What you have to do
All lines of the listing that contain "Module" should be shown in full.
------------------------------------------------
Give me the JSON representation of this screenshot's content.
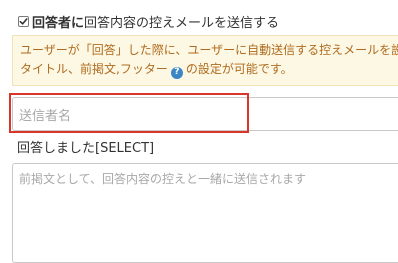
{
  "reply_email": {
    "checked": true,
    "label_bold": "回答者に",
    "label_rest": "回答内容の控えメールを送信する"
  },
  "notice": {
    "line1": "ユーザーが「回答」した際に、ユーザーに自動送信する控えメールを設",
    "line2_before": "タイトル、前掲文,フッター",
    "help_icon_symbol": "?",
    "line2_after": "の設定が可能です。"
  },
  "sender_name": {
    "placeholder": "送信者名",
    "value": ""
  },
  "subject": {
    "text": "回答しました[SELECT]"
  },
  "preface": {
    "placeholder": "前掲文として、回答内容の控えと一緒に送信されます"
  },
  "colors": {
    "notice_bg": "#fcf8e3",
    "notice_text": "#b06b20",
    "highlight_border": "#d9352a",
    "help_icon": "#3d86c6"
  }
}
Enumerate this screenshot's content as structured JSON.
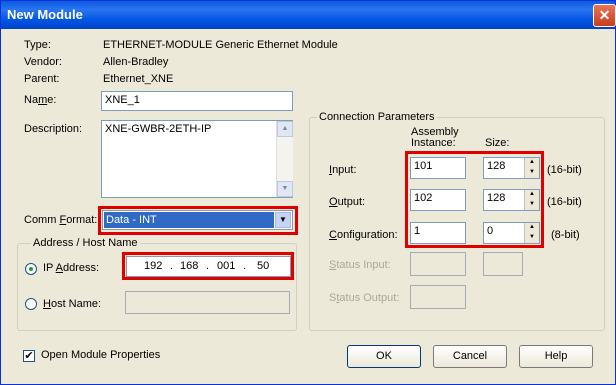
{
  "window": {
    "title": "New Module",
    "close_glyph": "✕"
  },
  "info": {
    "type_label": "Type:",
    "type_value": "ETHERNET-MODULE Generic Ethernet Module",
    "vendor_label": "Vendor:",
    "vendor_value": "Allen-Bradley",
    "parent_label": "Parent:",
    "parent_value": "Ethernet_XNE"
  },
  "name": {
    "label_pre": "Na",
    "label_u": "m",
    "label_post": "e:",
    "value": "XNE_1"
  },
  "description": {
    "label_pre": "Description:",
    "value": "XNE-GWBR-2ETH-IP"
  },
  "comm_format": {
    "label_pre": "Comm ",
    "label_u": "F",
    "label_post": "ormat:",
    "value": "Data - INT"
  },
  "address": {
    "group_title": "Address / Host Name",
    "ip_label_pre": "IP ",
    "ip_label_u": "A",
    "ip_label_post": "ddress:",
    "ip_octets": [
      "192",
      "168",
      "001",
      "50"
    ],
    "host_label_pre": "",
    "host_label_u": "H",
    "host_label_post": "ost Name:",
    "host_value": ""
  },
  "connection": {
    "group_title": "Connection Parameters",
    "col_instance_1": "Assembly",
    "col_instance_2": "Instance:",
    "col_size": "Size:",
    "rows": [
      {
        "label_u": "I",
        "label_post": "nput:",
        "instance": "101",
        "size": "128",
        "unit": "(16-bit)"
      },
      {
        "label_u": "O",
        "label_post": "utput:",
        "instance": "102",
        "size": "128",
        "unit": "(16-bit)"
      },
      {
        "label_u": "C",
        "label_post": "onfiguration:",
        "instance": "1",
        "size": "0",
        "unit": "(8-bit)"
      }
    ],
    "status_input_pre": "",
    "status_input_u": "S",
    "status_input_post": "tatus Input:",
    "status_output_pre": "S",
    "status_output_u": "t",
    "status_output_post": "atus Output:"
  },
  "footer": {
    "open_props_label": "Open Module Properties",
    "open_props_checked_glyph": "✔",
    "ok_label": "OK",
    "cancel_label": "Cancel",
    "help_label": "Help"
  }
}
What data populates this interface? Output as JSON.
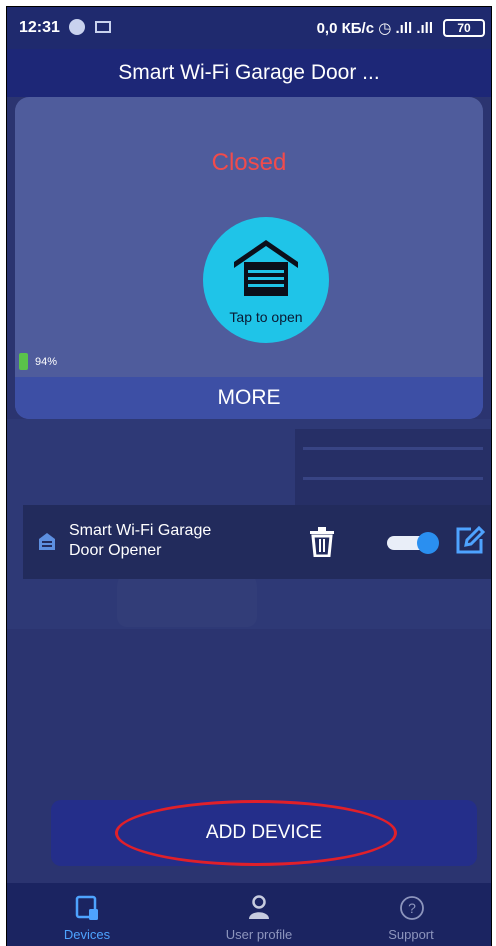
{
  "status_bar": {
    "time": "12:31",
    "network_speed": "0,0 КБ/с",
    "battery": "70"
  },
  "app_bar": {
    "title": "Smart Wi-Fi Garage Door ..."
  },
  "control_card": {
    "status": "Closed",
    "tap_label": "Tap to open",
    "battery_percent": "94%",
    "more_label": "MORE"
  },
  "device": {
    "name": "Smart Wi-Fi Garage Door Opener",
    "enabled": true
  },
  "actions": {
    "add_device": "ADD DEVICE"
  },
  "bottom_nav": {
    "items": [
      {
        "label": "Devices",
        "active": true,
        "icon": "devices-icon"
      },
      {
        "label": "User profile",
        "active": false,
        "icon": "user-icon"
      },
      {
        "label": "Support",
        "active": false,
        "icon": "help-icon"
      }
    ]
  },
  "colors": {
    "background": "#2b3470",
    "status_closed": "#f24b4b",
    "door_button": "#1fc4e8",
    "accent": "#4ea3ff",
    "annotation": "#e0202a"
  }
}
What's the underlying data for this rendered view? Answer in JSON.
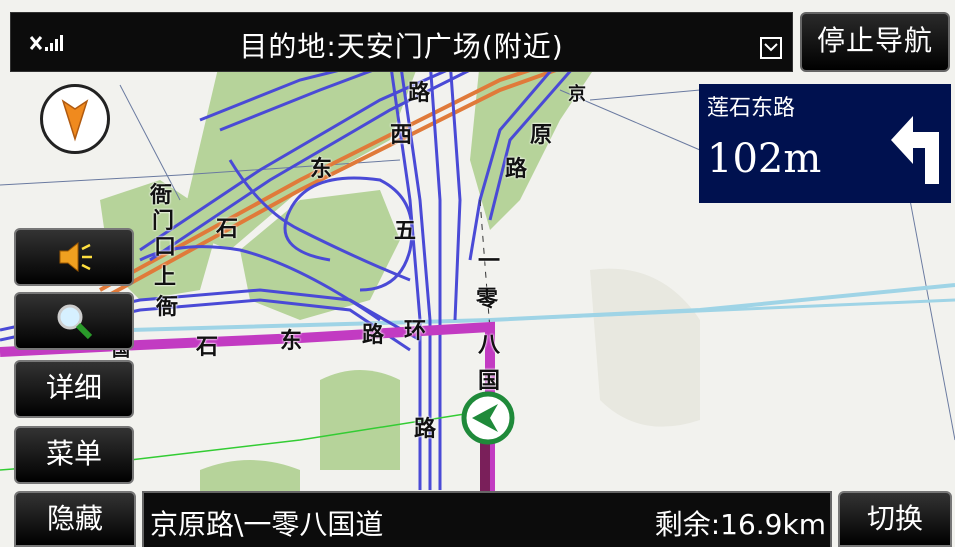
{
  "topbar": {
    "signal_icon": "gps-signal-icon",
    "destination": "目的地:天安门广场(附近)",
    "dropdown_icon": "dropdown-icon",
    "stop_label": "停止导航"
  },
  "turn": {
    "next_road": "莲石东路",
    "distance": "102m",
    "direction_icon": "turn-left-arrow-icon"
  },
  "left_buttons": {
    "volume_icon": "speaker-icon",
    "zoom_icon": "magnifier-icon",
    "detail_label": "详细",
    "menu_label": "菜单"
  },
  "bottom": {
    "hide_label": "隐藏",
    "current_road": "京原路\\一零八国道",
    "remaining": "剩余:16.9km",
    "switch_label": "切换"
  },
  "map_labels": {
    "l1": "路",
    "l2": "京",
    "l3": "西",
    "l4": "原",
    "l5": "东",
    "l6": "路",
    "l7": "衙",
    "l8": "门",
    "l9": "口",
    "l10": "上",
    "l11": "石",
    "l12": "五",
    "l13": "一",
    "l14": "衙",
    "l15": "零",
    "l16": "石",
    "l17": "东",
    "l18": "路",
    "l19": "环",
    "l20": "八",
    "l21": "国",
    "l22": "路",
    "l23": "国"
  },
  "colors": {
    "route": "#c23bc2",
    "road_blue": "#4a4ad6",
    "railway": "#e07a3a",
    "green_area": "#b6d39a",
    "panel": "#00114f"
  }
}
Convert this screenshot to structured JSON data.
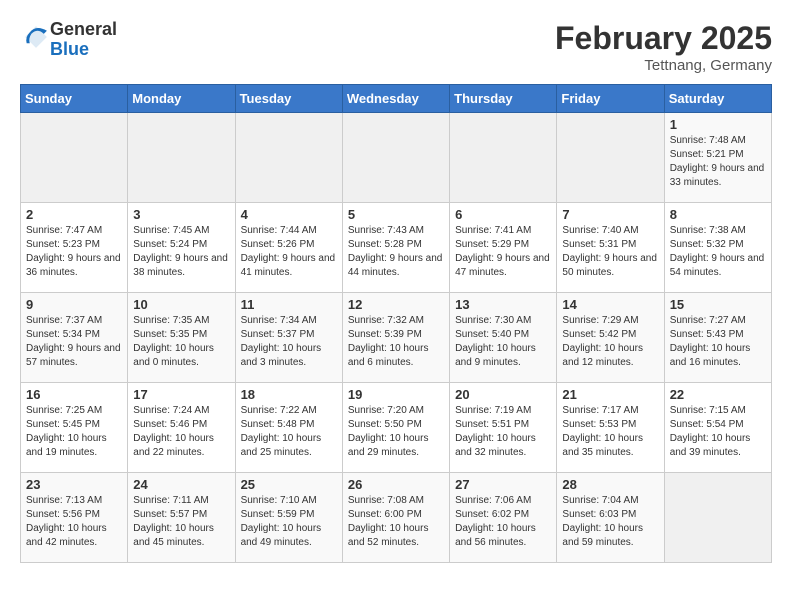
{
  "header": {
    "logo_general": "General",
    "logo_blue": "Blue",
    "month_title": "February 2025",
    "location": "Tettnang, Germany"
  },
  "days_of_week": [
    "Sunday",
    "Monday",
    "Tuesday",
    "Wednesday",
    "Thursday",
    "Friday",
    "Saturday"
  ],
  "weeks": [
    [
      {
        "day": "",
        "info": ""
      },
      {
        "day": "",
        "info": ""
      },
      {
        "day": "",
        "info": ""
      },
      {
        "day": "",
        "info": ""
      },
      {
        "day": "",
        "info": ""
      },
      {
        "day": "",
        "info": ""
      },
      {
        "day": "1",
        "info": "Sunrise: 7:48 AM\nSunset: 5:21 PM\nDaylight: 9 hours and 33 minutes."
      }
    ],
    [
      {
        "day": "2",
        "info": "Sunrise: 7:47 AM\nSunset: 5:23 PM\nDaylight: 9 hours and 36 minutes."
      },
      {
        "day": "3",
        "info": "Sunrise: 7:45 AM\nSunset: 5:24 PM\nDaylight: 9 hours and 38 minutes."
      },
      {
        "day": "4",
        "info": "Sunrise: 7:44 AM\nSunset: 5:26 PM\nDaylight: 9 hours and 41 minutes."
      },
      {
        "day": "5",
        "info": "Sunrise: 7:43 AM\nSunset: 5:28 PM\nDaylight: 9 hours and 44 minutes."
      },
      {
        "day": "6",
        "info": "Sunrise: 7:41 AM\nSunset: 5:29 PM\nDaylight: 9 hours and 47 minutes."
      },
      {
        "day": "7",
        "info": "Sunrise: 7:40 AM\nSunset: 5:31 PM\nDaylight: 9 hours and 50 minutes."
      },
      {
        "day": "8",
        "info": "Sunrise: 7:38 AM\nSunset: 5:32 PM\nDaylight: 9 hours and 54 minutes."
      }
    ],
    [
      {
        "day": "9",
        "info": "Sunrise: 7:37 AM\nSunset: 5:34 PM\nDaylight: 9 hours and 57 minutes."
      },
      {
        "day": "10",
        "info": "Sunrise: 7:35 AM\nSunset: 5:35 PM\nDaylight: 10 hours and 0 minutes."
      },
      {
        "day": "11",
        "info": "Sunrise: 7:34 AM\nSunset: 5:37 PM\nDaylight: 10 hours and 3 minutes."
      },
      {
        "day": "12",
        "info": "Sunrise: 7:32 AM\nSunset: 5:39 PM\nDaylight: 10 hours and 6 minutes."
      },
      {
        "day": "13",
        "info": "Sunrise: 7:30 AM\nSunset: 5:40 PM\nDaylight: 10 hours and 9 minutes."
      },
      {
        "day": "14",
        "info": "Sunrise: 7:29 AM\nSunset: 5:42 PM\nDaylight: 10 hours and 12 minutes."
      },
      {
        "day": "15",
        "info": "Sunrise: 7:27 AM\nSunset: 5:43 PM\nDaylight: 10 hours and 16 minutes."
      }
    ],
    [
      {
        "day": "16",
        "info": "Sunrise: 7:25 AM\nSunset: 5:45 PM\nDaylight: 10 hours and 19 minutes."
      },
      {
        "day": "17",
        "info": "Sunrise: 7:24 AM\nSunset: 5:46 PM\nDaylight: 10 hours and 22 minutes."
      },
      {
        "day": "18",
        "info": "Sunrise: 7:22 AM\nSunset: 5:48 PM\nDaylight: 10 hours and 25 minutes."
      },
      {
        "day": "19",
        "info": "Sunrise: 7:20 AM\nSunset: 5:50 PM\nDaylight: 10 hours and 29 minutes."
      },
      {
        "day": "20",
        "info": "Sunrise: 7:19 AM\nSunset: 5:51 PM\nDaylight: 10 hours and 32 minutes."
      },
      {
        "day": "21",
        "info": "Sunrise: 7:17 AM\nSunset: 5:53 PM\nDaylight: 10 hours and 35 minutes."
      },
      {
        "day": "22",
        "info": "Sunrise: 7:15 AM\nSunset: 5:54 PM\nDaylight: 10 hours and 39 minutes."
      }
    ],
    [
      {
        "day": "23",
        "info": "Sunrise: 7:13 AM\nSunset: 5:56 PM\nDaylight: 10 hours and 42 minutes."
      },
      {
        "day": "24",
        "info": "Sunrise: 7:11 AM\nSunset: 5:57 PM\nDaylight: 10 hours and 45 minutes."
      },
      {
        "day": "25",
        "info": "Sunrise: 7:10 AM\nSunset: 5:59 PM\nDaylight: 10 hours and 49 minutes."
      },
      {
        "day": "26",
        "info": "Sunrise: 7:08 AM\nSunset: 6:00 PM\nDaylight: 10 hours and 52 minutes."
      },
      {
        "day": "27",
        "info": "Sunrise: 7:06 AM\nSunset: 6:02 PM\nDaylight: 10 hours and 56 minutes."
      },
      {
        "day": "28",
        "info": "Sunrise: 7:04 AM\nSunset: 6:03 PM\nDaylight: 10 hours and 59 minutes."
      },
      {
        "day": "",
        "info": ""
      }
    ]
  ]
}
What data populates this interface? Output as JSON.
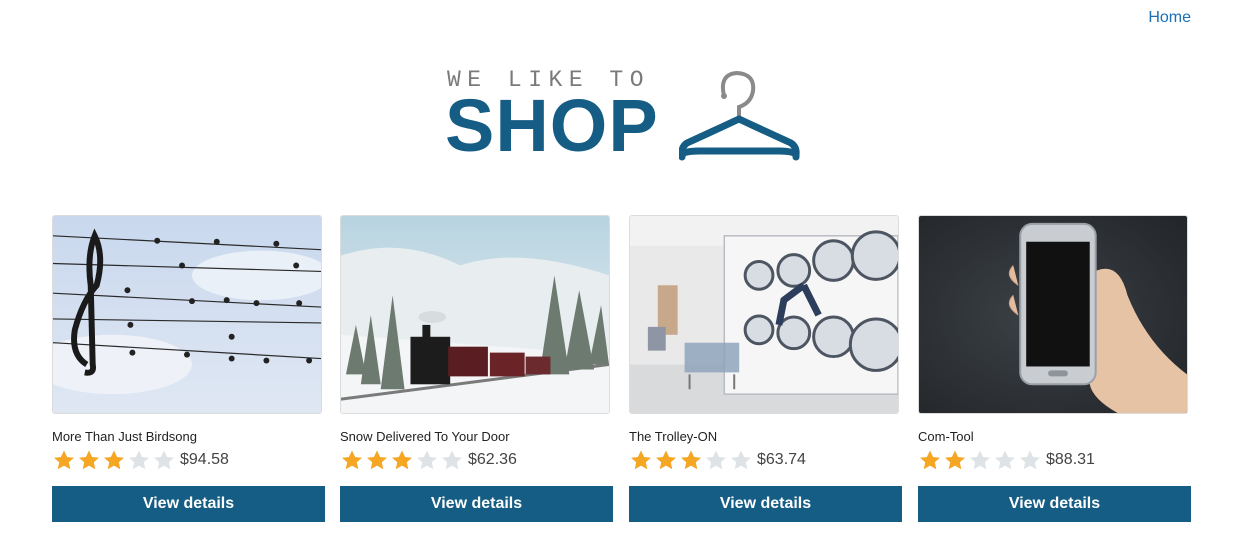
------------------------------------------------
Exercise solution
    "title": "New Module",
    "type_value": "ETHERNET-MODULE Generic Ethernet Module",
    "open_props_label": "Open Module Properties",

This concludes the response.